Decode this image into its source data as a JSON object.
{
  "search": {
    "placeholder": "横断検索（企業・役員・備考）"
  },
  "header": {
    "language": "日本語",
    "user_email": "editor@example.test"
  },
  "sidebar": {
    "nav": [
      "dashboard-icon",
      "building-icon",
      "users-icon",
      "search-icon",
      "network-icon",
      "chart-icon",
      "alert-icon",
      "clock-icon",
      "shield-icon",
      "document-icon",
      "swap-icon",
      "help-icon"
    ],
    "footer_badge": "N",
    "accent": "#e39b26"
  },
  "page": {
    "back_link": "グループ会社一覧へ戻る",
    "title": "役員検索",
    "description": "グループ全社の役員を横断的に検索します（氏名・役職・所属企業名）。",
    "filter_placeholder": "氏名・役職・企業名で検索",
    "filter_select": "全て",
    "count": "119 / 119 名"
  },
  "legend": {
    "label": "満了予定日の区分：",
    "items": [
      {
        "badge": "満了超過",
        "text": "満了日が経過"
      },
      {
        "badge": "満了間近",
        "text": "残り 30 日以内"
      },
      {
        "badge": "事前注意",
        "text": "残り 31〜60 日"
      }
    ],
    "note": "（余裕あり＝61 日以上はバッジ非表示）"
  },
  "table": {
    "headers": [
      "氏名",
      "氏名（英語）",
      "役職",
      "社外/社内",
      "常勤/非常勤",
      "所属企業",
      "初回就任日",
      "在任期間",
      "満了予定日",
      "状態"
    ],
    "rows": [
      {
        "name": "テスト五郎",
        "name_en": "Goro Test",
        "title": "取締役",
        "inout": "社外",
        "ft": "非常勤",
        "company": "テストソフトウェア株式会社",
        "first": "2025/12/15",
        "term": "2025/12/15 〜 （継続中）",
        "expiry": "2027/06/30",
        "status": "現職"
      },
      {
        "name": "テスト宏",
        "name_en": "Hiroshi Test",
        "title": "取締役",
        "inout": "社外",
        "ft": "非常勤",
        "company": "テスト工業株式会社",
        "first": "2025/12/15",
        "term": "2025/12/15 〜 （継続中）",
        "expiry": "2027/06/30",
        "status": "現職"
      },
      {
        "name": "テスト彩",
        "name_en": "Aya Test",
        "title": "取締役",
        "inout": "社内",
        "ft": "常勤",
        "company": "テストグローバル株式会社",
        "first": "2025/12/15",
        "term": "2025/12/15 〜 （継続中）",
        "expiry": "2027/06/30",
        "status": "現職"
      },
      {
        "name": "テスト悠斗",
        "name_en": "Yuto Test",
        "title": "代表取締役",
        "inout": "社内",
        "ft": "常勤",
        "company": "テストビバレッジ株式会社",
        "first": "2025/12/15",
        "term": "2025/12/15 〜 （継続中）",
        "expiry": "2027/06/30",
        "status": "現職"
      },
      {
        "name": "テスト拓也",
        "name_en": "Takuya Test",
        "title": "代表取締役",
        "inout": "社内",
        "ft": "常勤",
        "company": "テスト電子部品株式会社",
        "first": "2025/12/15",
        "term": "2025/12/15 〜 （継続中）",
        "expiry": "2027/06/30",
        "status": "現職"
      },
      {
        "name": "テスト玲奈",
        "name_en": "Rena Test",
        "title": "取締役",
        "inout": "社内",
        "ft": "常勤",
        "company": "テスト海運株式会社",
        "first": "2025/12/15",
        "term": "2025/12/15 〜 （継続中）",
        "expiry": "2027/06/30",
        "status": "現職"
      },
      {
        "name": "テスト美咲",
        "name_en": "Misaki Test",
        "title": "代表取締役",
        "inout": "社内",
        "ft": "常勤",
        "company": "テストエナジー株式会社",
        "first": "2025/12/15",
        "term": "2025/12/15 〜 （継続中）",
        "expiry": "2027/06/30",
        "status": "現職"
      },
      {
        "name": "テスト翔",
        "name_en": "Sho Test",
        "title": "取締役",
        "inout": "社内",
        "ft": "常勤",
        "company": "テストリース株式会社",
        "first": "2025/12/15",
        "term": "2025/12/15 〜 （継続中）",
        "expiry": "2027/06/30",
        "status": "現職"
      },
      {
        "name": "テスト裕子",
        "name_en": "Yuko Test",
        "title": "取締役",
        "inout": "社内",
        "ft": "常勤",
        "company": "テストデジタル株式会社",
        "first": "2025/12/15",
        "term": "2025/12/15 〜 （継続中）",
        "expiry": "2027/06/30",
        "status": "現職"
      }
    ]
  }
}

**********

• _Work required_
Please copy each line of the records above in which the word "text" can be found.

• _Written answer_
        "text": "満了日が経過"
        "text": "残り 30 日以内"
        "text": "残り 31〜60 日"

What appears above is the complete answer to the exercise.